Water Resources in Changing Landscapes: A View from an Overdeveloped Aquifer
Departement of Earth Sciences
University of Kansas
Landscape change is a defining feature of the Anthropocene, affecting water resource quantity and quality in a myriad of ways. Changes in land use, agricultural practices, resource extraction methods, and climate are occurring with increasing rapidity, often with unexpected and unfortunate consequences. This is especially acute in locations where water availability is at a breaking point. For instance, portions of the Ogallala-High Plains aquifer (HPA) in the United States are expected to run out of water within the next five years. Despite the importance of this aquifer system, long history of study, and decades of warnings about over-development, basic hydrologic information across the vast region is still unknown, hindering efforts to identify and predict effects of landscape-scale changes.

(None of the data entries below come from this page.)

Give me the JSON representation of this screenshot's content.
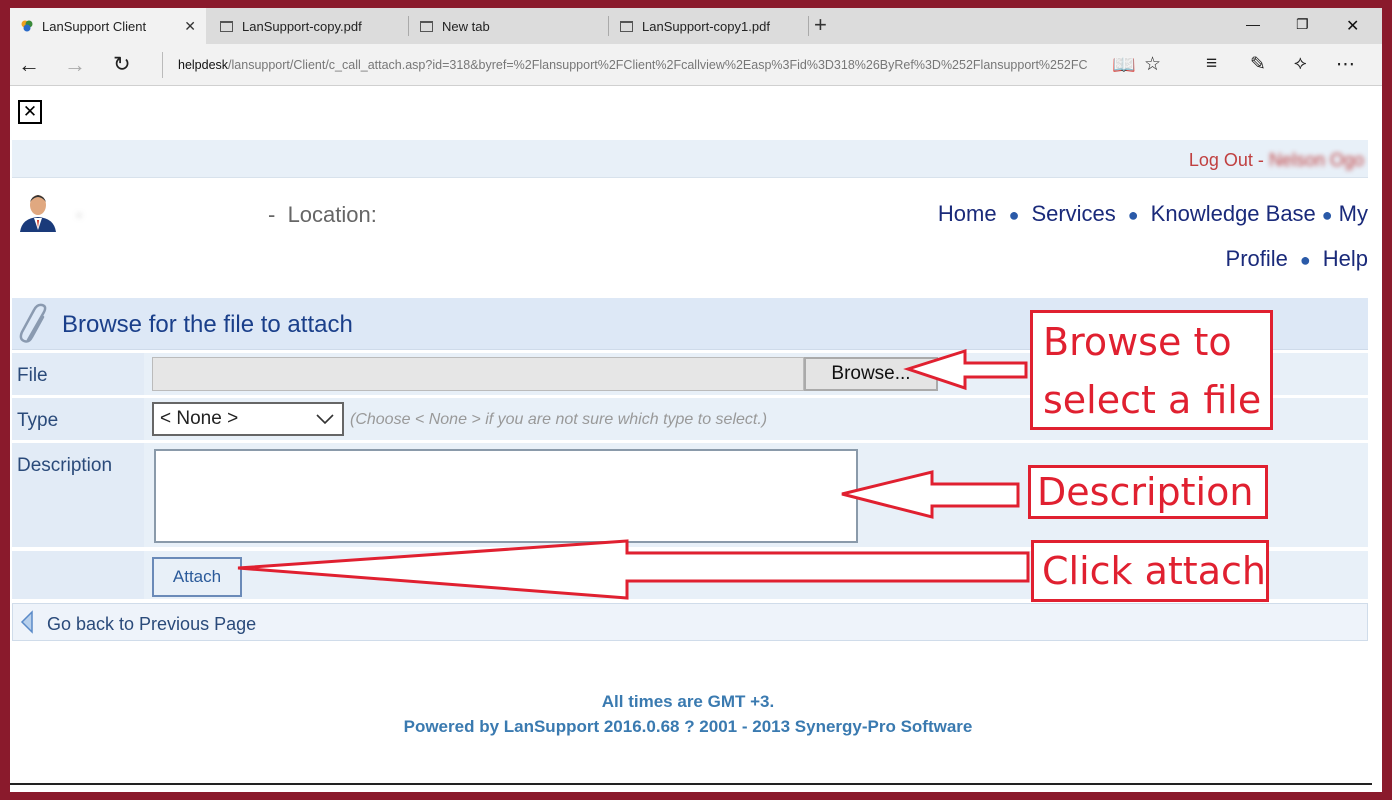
{
  "browser": {
    "tabs": [
      {
        "label": "LanSupport Client",
        "active": true
      },
      {
        "label": "LanSupport-copy.pdf",
        "active": false
      },
      {
        "label": "New tab",
        "active": false
      },
      {
        "label": "LanSupport-copy1.pdf",
        "active": false
      }
    ],
    "url_host": "helpdesk",
    "url_path": "/lansupport/Client/c_call_attach.asp?id=318&byref=%2Flansupport%2FClient%2Fcallview%2Easp%3Fid%3D318%26ByRef%3D%252Flansupport%252FC"
  },
  "page": {
    "close_symbol": "✕",
    "logout": {
      "label": "Log Out -",
      "user": "Nelson Ogo"
    },
    "header": {
      "name": "·",
      "separator": "-",
      "location_label": "Location:"
    },
    "nav": [
      "Home",
      "Services",
      "Knowledge Base",
      "My Profile",
      "Help"
    ],
    "title": "Browse for the file to attach",
    "form": {
      "file_label": "File",
      "browse_label": "Browse...",
      "type_label": "Type",
      "type_value": "< None >",
      "type_hint": "(Choose < None > if you are not sure which type to select.)",
      "description_label": "Description",
      "attach_label": "Attach"
    },
    "back_link": "Go back to Previous Page",
    "footer": {
      "line1": "All times are GMT +3.",
      "line2": "Powered by LanSupport 2016.0.68 ? 2001 - 2013 Synergy-Pro Software"
    }
  },
  "annotations": {
    "browse": {
      "line1": "Browse to",
      "line2": "select a file"
    },
    "description": "Description",
    "attach": "Click attach",
    "color": "#e02030"
  }
}
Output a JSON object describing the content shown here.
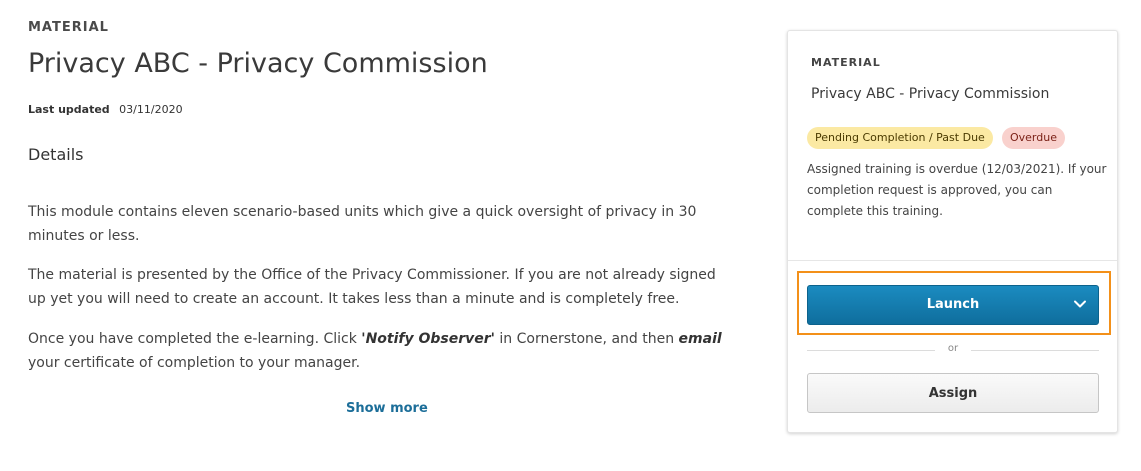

This goal of this research is to improve understanding of how landscape changes are affecting our water resources, with a focus on the HPA. First, I will discuss identifying recharge pathways and amounts to the HPA and how both farming practices and increasing climate variability have affected the hydrology of the system. The immense size of the aquifer footprint provides inherent scaling issues; mining “big-data” provides one pathway to improve resource estimates. Oil and gas development, including shale gas, under the region provides additional pressures to HPA water quantity and quality. Improving the usability of isotopic tools to fingerprint produced fluids from these deep basins can enhance identification of contaminant sources. Finally, emerging landscape changes that may threaten this water resource are considered, particularly the cannabis agricultural frontier.